DATA FOR THIS TASK ::
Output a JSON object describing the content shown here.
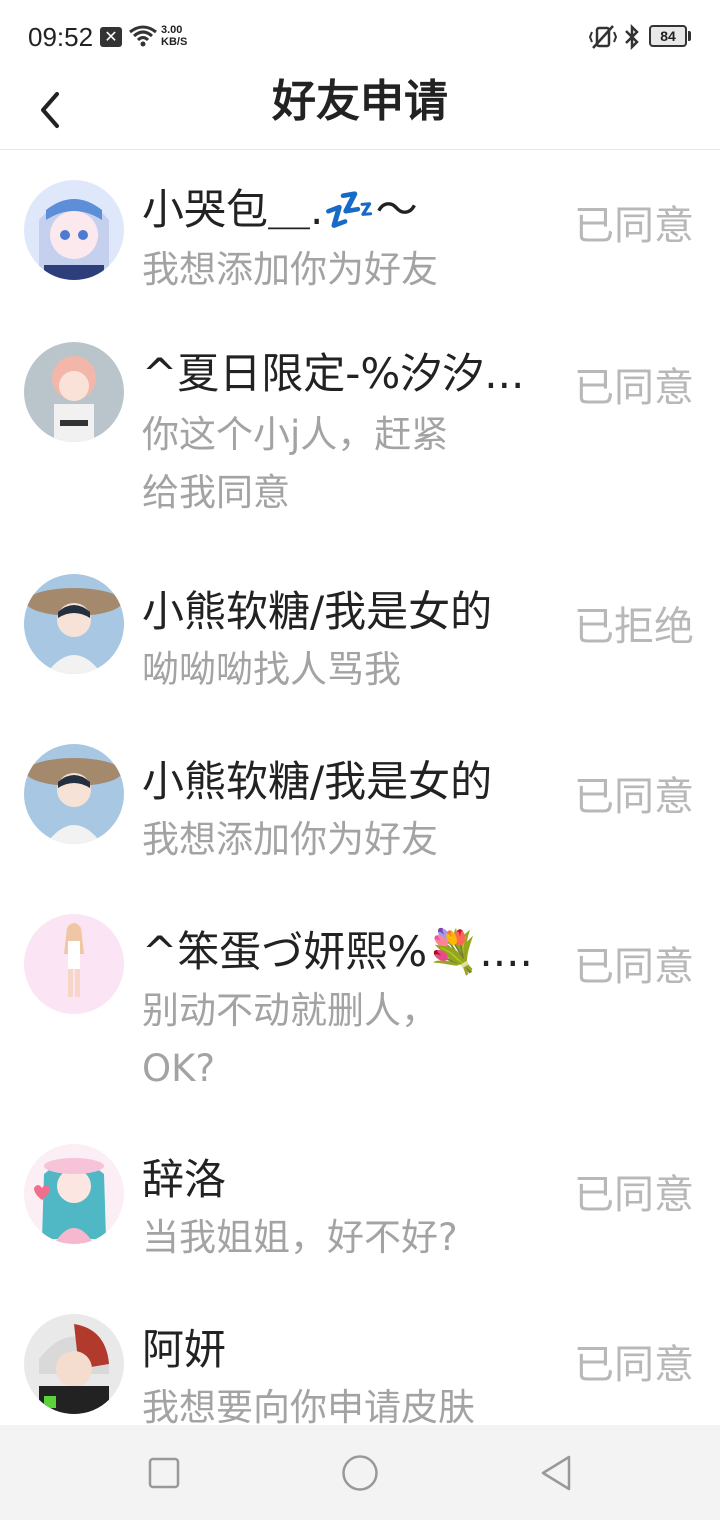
{
  "status_bar": {
    "time": "09:52",
    "notif_glyph": "✕",
    "net_speed_value": "3.00",
    "net_speed_unit": "KB/S",
    "battery": "84"
  },
  "header": {
    "title": "好友申请"
  },
  "requests": [
    {
      "name": "小哭包＿.💤～",
      "message": "我想添加你为好友",
      "status": "已同意",
      "avatar_color": "#c9d8f5"
    },
    {
      "name": "^夏日限定-%汐汐...",
      "message": "你这个小j人，赶紧给我同意",
      "status": "已同意",
      "avatar_color": "#b7c3c9"
    },
    {
      "name": "小熊软糖/我是女的",
      "message": "呦呦呦找人骂我",
      "status": "已拒绝",
      "avatar_color": "#a9c6de"
    },
    {
      "name": "小熊软糖/我是女的",
      "message": "我想添加你为好友",
      "status": "已同意",
      "avatar_color": "#a9c6de"
    },
    {
      "name": "^笨蛋づ妍熙%💐....",
      "message": "别动不动就删人，OK?",
      "status": "已同意",
      "avatar_color": "#fbe3f2"
    },
    {
      "name": "辞洛",
      "message": "当我姐姐，好不好?",
      "status": "已同意",
      "avatar_color": "#f6dbe8"
    },
    {
      "name": "阿妍",
      "message": "我想要向你申请皮肤",
      "status": "已同意",
      "avatar_color": "#7d7d7d"
    }
  ],
  "colors": {
    "title_text": "#222222",
    "secondary_text": "#a3a3a3",
    "status_text": "#b8b8b8",
    "nav_bg": "#f3f3f3"
  }
}
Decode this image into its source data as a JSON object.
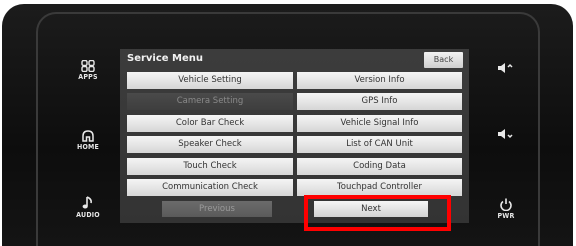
{
  "side_left": [
    {
      "label": "APPS",
      "icon": "apps-icon"
    },
    {
      "label": "HOME",
      "icon": "home-icon"
    },
    {
      "label": "AUDIO",
      "icon": "music-note-icon"
    }
  ],
  "side_right": [
    {
      "label": "",
      "icon": "volume-up-icon"
    },
    {
      "label": "",
      "icon": "volume-down-icon"
    },
    {
      "label": "PWR",
      "icon": "power-icon"
    }
  ],
  "menu": {
    "title": "Service Menu",
    "back_label": "Back",
    "left_items": [
      {
        "label": "Vehicle Setting",
        "enabled": true
      },
      {
        "label": "Camera Setting",
        "enabled": false
      },
      {
        "label": "Color Bar Check",
        "enabled": true
      },
      {
        "label": "Speaker Check",
        "enabled": true
      },
      {
        "label": "Touch Check",
        "enabled": true
      },
      {
        "label": "Communication Check",
        "enabled": true
      }
    ],
    "right_items": [
      {
        "label": "Version Info",
        "enabled": true
      },
      {
        "label": "GPS Info",
        "enabled": true
      },
      {
        "label": "Vehicle Signal Info",
        "enabled": true
      },
      {
        "label": "List of CAN Unit",
        "enabled": true
      },
      {
        "label": "Coding Data",
        "enabled": true
      },
      {
        "label": "Touchpad Controller",
        "enabled": true
      }
    ],
    "previous_label": "Previous",
    "next_label": "Next"
  },
  "highlight_color": "#ff0000"
}
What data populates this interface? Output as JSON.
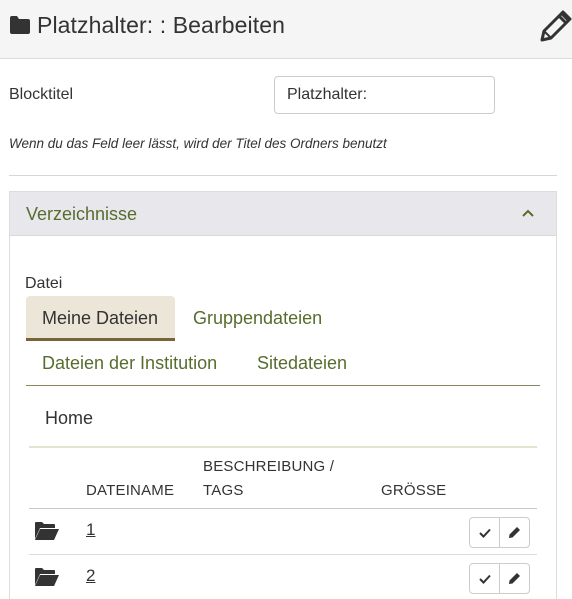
{
  "header": {
    "title": "Platzhalter: : Bearbeiten",
    "icon": "folder-icon",
    "edit_icon": "pencil-icon"
  },
  "form": {
    "blocktitle_label": "Blocktitel",
    "blocktitle_value": "Platzhalter:",
    "hint": "Wenn du das Feld leer lässt, wird der Titel des Ordners benutzt"
  },
  "panel": {
    "title": "Verzeichnisse",
    "toggle_icon": "chevron-up-icon",
    "file_label": "Datei",
    "tabs": [
      {
        "label": "Meine Dateien",
        "active": true
      },
      {
        "label": "Gruppendateien",
        "active": false
      },
      {
        "label": "Dateien der Institution",
        "active": false
      },
      {
        "label": "Sitedateien",
        "active": false
      }
    ],
    "breadcrumb": "Home",
    "columns": {
      "name": "DATEINAME",
      "description_line1": "BESCHREIBUNG /",
      "description_line2": "TAGS",
      "size": "GRÖSSE"
    },
    "rows": [
      {
        "icon": "folder-open-icon",
        "name": "1",
        "select_icon": "check-icon",
        "edit_icon": "pencil-icon"
      },
      {
        "icon": "folder-open-icon",
        "name": "2",
        "select_icon": "check-icon",
        "edit_icon": "pencil-icon"
      }
    ]
  },
  "colors": {
    "accent_green": "#586c2e",
    "active_tab_bg": "#ece6d8",
    "active_tab_border": "#7a6336",
    "panel_header_bg": "#e8e8ec"
  }
}
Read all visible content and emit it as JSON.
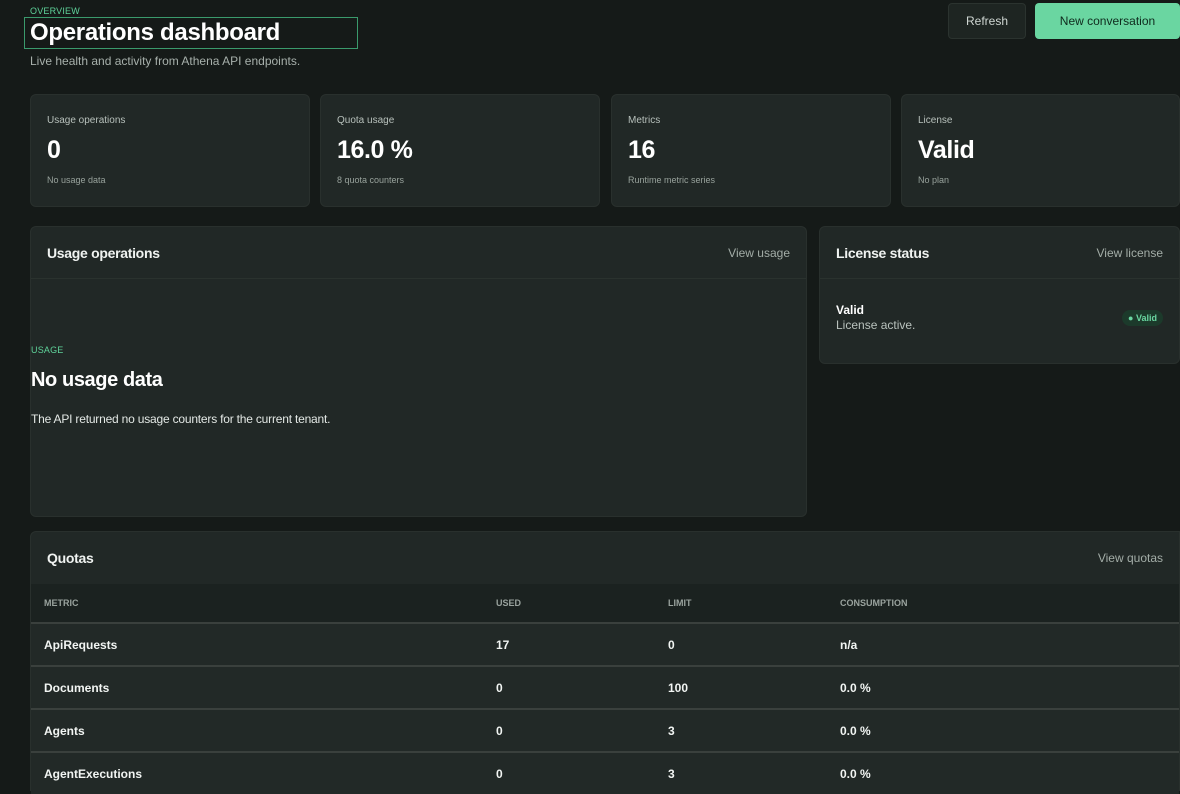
{
  "header": {
    "eyebrow": "OVERVIEW",
    "title": "Operations dashboard",
    "subtitle": "Live health and activity from Athena API endpoints.",
    "refresh_label": "Refresh",
    "new_conversation_label": "New conversation"
  },
  "stats": [
    {
      "label": "Usage operations",
      "value": "0",
      "hint": "No usage data"
    },
    {
      "label": "Quota usage",
      "value": "16.0 %",
      "hint": "8 quota counters"
    },
    {
      "label": "Metrics",
      "value": "16",
      "hint": "Runtime metric series"
    },
    {
      "label": "License",
      "value": "Valid",
      "hint": "No plan"
    }
  ],
  "usage_panel": {
    "title": "Usage operations",
    "link": "View usage",
    "eyebrow": "USAGE",
    "empty_title": "No usage data",
    "empty_text": "The API returned no usage counters for the current tenant."
  },
  "license_panel": {
    "title": "License status",
    "link": "View license",
    "value": "Valid",
    "subtext": "License active.",
    "badge": "● Valid"
  },
  "quotas_panel": {
    "title": "Quotas",
    "link": "View quotas",
    "columns": [
      "METRIC",
      "USED",
      "LIMIT",
      "CONSUMPTION"
    ],
    "rows": [
      [
        "ApiRequests",
        "17",
        "0",
        "n/a"
      ],
      [
        "Documents",
        "0",
        "100",
        "0.0 %"
      ],
      [
        "Agents",
        "0",
        "3",
        "0.0 %"
      ],
      [
        "AgentExecutions",
        "0",
        "3",
        "0.0 %"
      ]
    ]
  }
}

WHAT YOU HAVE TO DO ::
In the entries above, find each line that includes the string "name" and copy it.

ANSWER TO THIS EXERCISE ::
      "name": "小哭包＿.💤～",
      "name": "^夏日限定-%汐汐...",
      "name": "小熊软糖/我是女的",
      "name": "小熊软糖/我是女的",
      "name": "^笨蛋づ妍熙%💐....",
      "name": "辞洛",
      "name": "阿妍",
      "name": "DATEINAME",
        "name": "1",
        "name": "2",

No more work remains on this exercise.